__WORK TASK__:
Verbatim copy without images: return all of the data as it stands.

━━━ RECORDS SUPPLIED

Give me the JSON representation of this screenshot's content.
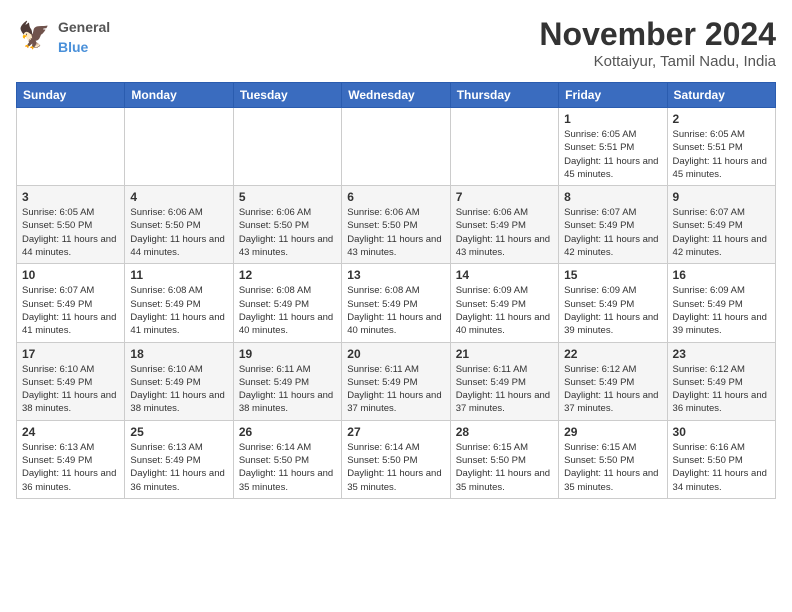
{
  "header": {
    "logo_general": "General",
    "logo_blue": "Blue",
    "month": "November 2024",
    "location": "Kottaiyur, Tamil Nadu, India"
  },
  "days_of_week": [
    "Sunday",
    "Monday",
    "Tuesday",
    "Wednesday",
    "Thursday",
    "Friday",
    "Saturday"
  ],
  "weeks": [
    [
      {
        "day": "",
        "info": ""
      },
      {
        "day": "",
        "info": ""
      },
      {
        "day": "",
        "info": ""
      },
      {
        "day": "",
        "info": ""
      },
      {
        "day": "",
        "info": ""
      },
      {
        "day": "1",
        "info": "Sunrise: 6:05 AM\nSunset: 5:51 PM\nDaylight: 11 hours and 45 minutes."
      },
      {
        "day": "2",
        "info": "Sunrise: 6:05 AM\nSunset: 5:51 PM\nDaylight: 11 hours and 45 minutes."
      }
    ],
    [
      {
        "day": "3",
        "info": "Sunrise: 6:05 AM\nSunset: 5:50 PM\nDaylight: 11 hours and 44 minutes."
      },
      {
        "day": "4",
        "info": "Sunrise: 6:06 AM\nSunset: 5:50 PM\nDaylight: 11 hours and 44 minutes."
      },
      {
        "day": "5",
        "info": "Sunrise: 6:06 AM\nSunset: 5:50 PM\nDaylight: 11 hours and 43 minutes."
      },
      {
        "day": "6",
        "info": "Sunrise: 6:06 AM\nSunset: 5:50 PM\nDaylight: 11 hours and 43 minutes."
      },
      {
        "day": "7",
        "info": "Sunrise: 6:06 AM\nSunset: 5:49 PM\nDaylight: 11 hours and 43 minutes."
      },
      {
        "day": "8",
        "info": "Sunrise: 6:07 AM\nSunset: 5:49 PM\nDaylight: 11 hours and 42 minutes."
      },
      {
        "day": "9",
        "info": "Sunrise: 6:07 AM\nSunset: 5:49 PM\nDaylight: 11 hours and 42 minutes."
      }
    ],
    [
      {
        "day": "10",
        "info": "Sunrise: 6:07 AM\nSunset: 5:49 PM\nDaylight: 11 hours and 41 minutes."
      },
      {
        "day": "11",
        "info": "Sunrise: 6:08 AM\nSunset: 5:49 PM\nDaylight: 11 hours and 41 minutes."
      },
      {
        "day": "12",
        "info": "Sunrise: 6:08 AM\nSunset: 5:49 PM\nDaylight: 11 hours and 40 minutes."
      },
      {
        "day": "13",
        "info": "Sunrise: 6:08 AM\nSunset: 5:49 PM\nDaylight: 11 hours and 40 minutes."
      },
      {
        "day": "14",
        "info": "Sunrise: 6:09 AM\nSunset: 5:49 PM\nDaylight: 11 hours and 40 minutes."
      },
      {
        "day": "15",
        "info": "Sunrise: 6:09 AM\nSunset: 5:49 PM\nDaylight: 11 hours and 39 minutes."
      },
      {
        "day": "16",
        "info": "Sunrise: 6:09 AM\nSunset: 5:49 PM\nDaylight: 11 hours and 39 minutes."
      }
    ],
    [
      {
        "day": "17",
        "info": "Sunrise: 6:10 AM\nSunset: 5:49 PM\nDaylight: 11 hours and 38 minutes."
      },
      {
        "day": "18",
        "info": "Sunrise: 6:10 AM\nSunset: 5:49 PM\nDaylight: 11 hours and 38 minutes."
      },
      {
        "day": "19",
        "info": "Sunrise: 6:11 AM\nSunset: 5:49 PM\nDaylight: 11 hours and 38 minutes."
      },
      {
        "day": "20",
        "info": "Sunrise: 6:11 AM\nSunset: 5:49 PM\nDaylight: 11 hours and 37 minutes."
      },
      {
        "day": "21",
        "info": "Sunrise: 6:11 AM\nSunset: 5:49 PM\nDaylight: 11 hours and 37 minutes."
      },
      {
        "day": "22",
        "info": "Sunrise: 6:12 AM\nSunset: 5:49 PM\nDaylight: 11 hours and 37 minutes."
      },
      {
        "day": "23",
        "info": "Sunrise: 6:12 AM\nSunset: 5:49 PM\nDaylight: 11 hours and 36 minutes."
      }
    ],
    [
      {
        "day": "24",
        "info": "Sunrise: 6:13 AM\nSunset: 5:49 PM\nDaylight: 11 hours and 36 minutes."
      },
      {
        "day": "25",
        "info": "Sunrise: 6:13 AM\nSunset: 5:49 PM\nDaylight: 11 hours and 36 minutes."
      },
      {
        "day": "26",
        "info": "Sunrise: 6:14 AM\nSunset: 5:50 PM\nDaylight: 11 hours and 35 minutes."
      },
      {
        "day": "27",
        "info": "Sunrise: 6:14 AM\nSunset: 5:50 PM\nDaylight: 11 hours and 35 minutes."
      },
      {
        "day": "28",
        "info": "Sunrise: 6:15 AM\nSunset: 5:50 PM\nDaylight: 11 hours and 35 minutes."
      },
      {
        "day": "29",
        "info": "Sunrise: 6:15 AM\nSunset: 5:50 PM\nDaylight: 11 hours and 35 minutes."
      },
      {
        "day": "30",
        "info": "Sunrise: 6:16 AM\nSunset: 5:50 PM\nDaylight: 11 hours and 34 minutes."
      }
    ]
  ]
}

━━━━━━

__ANSWER SECTION__:
Give me the JSON representation of this screenshot's content.
{
  "header": {
    "logo_general": "General",
    "logo_blue": "Blue",
    "month": "November 2024",
    "location": "Kottaiyur, Tamil Nadu, India"
  },
  "days_of_week": [
    "Sunday",
    "Monday",
    "Tuesday",
    "Wednesday",
    "Thursday",
    "Friday",
    "Saturday"
  ],
  "weeks": [
    [
      {
        "day": "",
        "info": ""
      },
      {
        "day": "",
        "info": ""
      },
      {
        "day": "",
        "info": ""
      },
      {
        "day": "",
        "info": ""
      },
      {
        "day": "",
        "info": ""
      },
      {
        "day": "1",
        "info": "Sunrise: 6:05 AM\nSunset: 5:51 PM\nDaylight: 11 hours and 45 minutes."
      },
      {
        "day": "2",
        "info": "Sunrise: 6:05 AM\nSunset: 5:51 PM\nDaylight: 11 hours and 45 minutes."
      }
    ],
    [
      {
        "day": "3",
        "info": "Sunrise: 6:05 AM\nSunset: 5:50 PM\nDaylight: 11 hours and 44 minutes."
      },
      {
        "day": "4",
        "info": "Sunrise: 6:06 AM\nSunset: 5:50 PM\nDaylight: 11 hours and 44 minutes."
      },
      {
        "day": "5",
        "info": "Sunrise: 6:06 AM\nSunset: 5:50 PM\nDaylight: 11 hours and 43 minutes."
      },
      {
        "day": "6",
        "info": "Sunrise: 6:06 AM\nSunset: 5:50 PM\nDaylight: 11 hours and 43 minutes."
      },
      {
        "day": "7",
        "info": "Sunrise: 6:06 AM\nSunset: 5:49 PM\nDaylight: 11 hours and 43 minutes."
      },
      {
        "day": "8",
        "info": "Sunrise: 6:07 AM\nSunset: 5:49 PM\nDaylight: 11 hours and 42 minutes."
      },
      {
        "day": "9",
        "info": "Sunrise: 6:07 AM\nSunset: 5:49 PM\nDaylight: 11 hours and 42 minutes."
      }
    ],
    [
      {
        "day": "10",
        "info": "Sunrise: 6:07 AM\nSunset: 5:49 PM\nDaylight: 11 hours and 41 minutes."
      },
      {
        "day": "11",
        "info": "Sunrise: 6:08 AM\nSunset: 5:49 PM\nDaylight: 11 hours and 41 minutes."
      },
      {
        "day": "12",
        "info": "Sunrise: 6:08 AM\nSunset: 5:49 PM\nDaylight: 11 hours and 40 minutes."
      },
      {
        "day": "13",
        "info": "Sunrise: 6:08 AM\nSunset: 5:49 PM\nDaylight: 11 hours and 40 minutes."
      },
      {
        "day": "14",
        "info": "Sunrise: 6:09 AM\nSunset: 5:49 PM\nDaylight: 11 hours and 40 minutes."
      },
      {
        "day": "15",
        "info": "Sunrise: 6:09 AM\nSunset: 5:49 PM\nDaylight: 11 hours and 39 minutes."
      },
      {
        "day": "16",
        "info": "Sunrise: 6:09 AM\nSunset: 5:49 PM\nDaylight: 11 hours and 39 minutes."
      }
    ],
    [
      {
        "day": "17",
        "info": "Sunrise: 6:10 AM\nSunset: 5:49 PM\nDaylight: 11 hours and 38 minutes."
      },
      {
        "day": "18",
        "info": "Sunrise: 6:10 AM\nSunset: 5:49 PM\nDaylight: 11 hours and 38 minutes."
      },
      {
        "day": "19",
        "info": "Sunrise: 6:11 AM\nSunset: 5:49 PM\nDaylight: 11 hours and 38 minutes."
      },
      {
        "day": "20",
        "info": "Sunrise: 6:11 AM\nSunset: 5:49 PM\nDaylight: 11 hours and 37 minutes."
      },
      {
        "day": "21",
        "info": "Sunrise: 6:11 AM\nSunset: 5:49 PM\nDaylight: 11 hours and 37 minutes."
      },
      {
        "day": "22",
        "info": "Sunrise: 6:12 AM\nSunset: 5:49 PM\nDaylight: 11 hours and 37 minutes."
      },
      {
        "day": "23",
        "info": "Sunrise: 6:12 AM\nSunset: 5:49 PM\nDaylight: 11 hours and 36 minutes."
      }
    ],
    [
      {
        "day": "24",
        "info": "Sunrise: 6:13 AM\nSunset: 5:49 PM\nDaylight: 11 hours and 36 minutes."
      },
      {
        "day": "25",
        "info": "Sunrise: 6:13 AM\nSunset: 5:49 PM\nDaylight: 11 hours and 36 minutes."
      },
      {
        "day": "26",
        "info": "Sunrise: 6:14 AM\nSunset: 5:50 PM\nDaylight: 11 hours and 35 minutes."
      },
      {
        "day": "27",
        "info": "Sunrise: 6:14 AM\nSunset: 5:50 PM\nDaylight: 11 hours and 35 minutes."
      },
      {
        "day": "28",
        "info": "Sunrise: 6:15 AM\nSunset: 5:50 PM\nDaylight: 11 hours and 35 minutes."
      },
      {
        "day": "29",
        "info": "Sunrise: 6:15 AM\nSunset: 5:50 PM\nDaylight: 11 hours and 35 minutes."
      },
      {
        "day": "30",
        "info": "Sunrise: 6:16 AM\nSunset: 5:50 PM\nDaylight: 11 hours and 34 minutes."
      }
    ]
  ]
}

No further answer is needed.